Just yesterday I was talking with Susan Hires, our Children’s Ministry staff person, about All Saints Day (Nov. 1) and a few of my favorite saints in the calendar who often go unrecognized. I should say unrecognized unless I mention them in the context of a service, such as we used to do at Brandon Woods.
And then, lo and behold, I am looking at Forward Day by Day this morning and discover that today (Wednesday, October 14) is the feast day of one of those saints and the reading for that day meshes not only so well with him and his ministry, but us and our time as well.
The saint is Samuel Joseph Isaac Schereschewsky, a mouthful of a name and an extraordinary Christian. A Lithuanian Jew by birth, he was converted by English missionaries and moved to America in 1854 to study at Western Theological Seminary in Pittsburgh, Pennsylvania to be a Presbyterian minister. In 1856 he decided to become an Episcopalian and graduated from General Theological Seminary in New York in 1859.

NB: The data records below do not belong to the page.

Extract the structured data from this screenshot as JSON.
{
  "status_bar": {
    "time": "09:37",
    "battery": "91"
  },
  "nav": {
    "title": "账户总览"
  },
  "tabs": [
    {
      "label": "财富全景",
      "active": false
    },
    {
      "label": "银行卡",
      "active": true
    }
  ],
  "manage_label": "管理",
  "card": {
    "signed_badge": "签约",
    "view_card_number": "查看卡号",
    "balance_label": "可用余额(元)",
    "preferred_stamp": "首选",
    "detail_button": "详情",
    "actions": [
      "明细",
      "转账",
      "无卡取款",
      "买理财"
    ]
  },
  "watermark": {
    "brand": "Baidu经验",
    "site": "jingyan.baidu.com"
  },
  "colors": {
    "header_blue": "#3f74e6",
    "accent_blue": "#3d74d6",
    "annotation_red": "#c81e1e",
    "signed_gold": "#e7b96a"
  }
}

After ordination, he responded to a call for missionaries to China and traveled to Shanghai and later Beijing. While there, his tremendous faculty for languages became evident as he both learned and translated the Bible and parts of the Prayer Book into Mandarin. He became Bishop of Shanghai in 1877 and began translating the Bible and other works into Wenli. Sadly, Schereschewsky became stricken with paralysis and he resigned in 1883 and returned to America. He went back to Shanghai in 1897 and continued his translation work despite only having the use of one finger on a partially crippled hand, which he used to type out, key by key, 2000 pages of the Bible in Wenli. He died in 1906 in Tokyo, Japan.
Four years before his death, he said, “I have sat in this chair for over twenty years. It seemed very hard at first. But God knew best. He kept me for the work for which I am best fitted.”
The Bible passage for today has this quote: “Then Jesus called the twelve together and gave them power and authority over all demons and to cure diseases, and he sent them out to proclaim the kingdom of God and to heal.” (Luke 9:1-2)
The commentator in Forward Day by Day rightly expressed his appreciation for the fact that Jesus so freely shared his capacity for healing with his disciples, and by extension the Church. Even those gravely afflicted, like Schereschewsky, have the capacity to do incredible things in the name of God, proclaim the Gospel, and heal the world in flesh and in spirit.
Yours in Christ,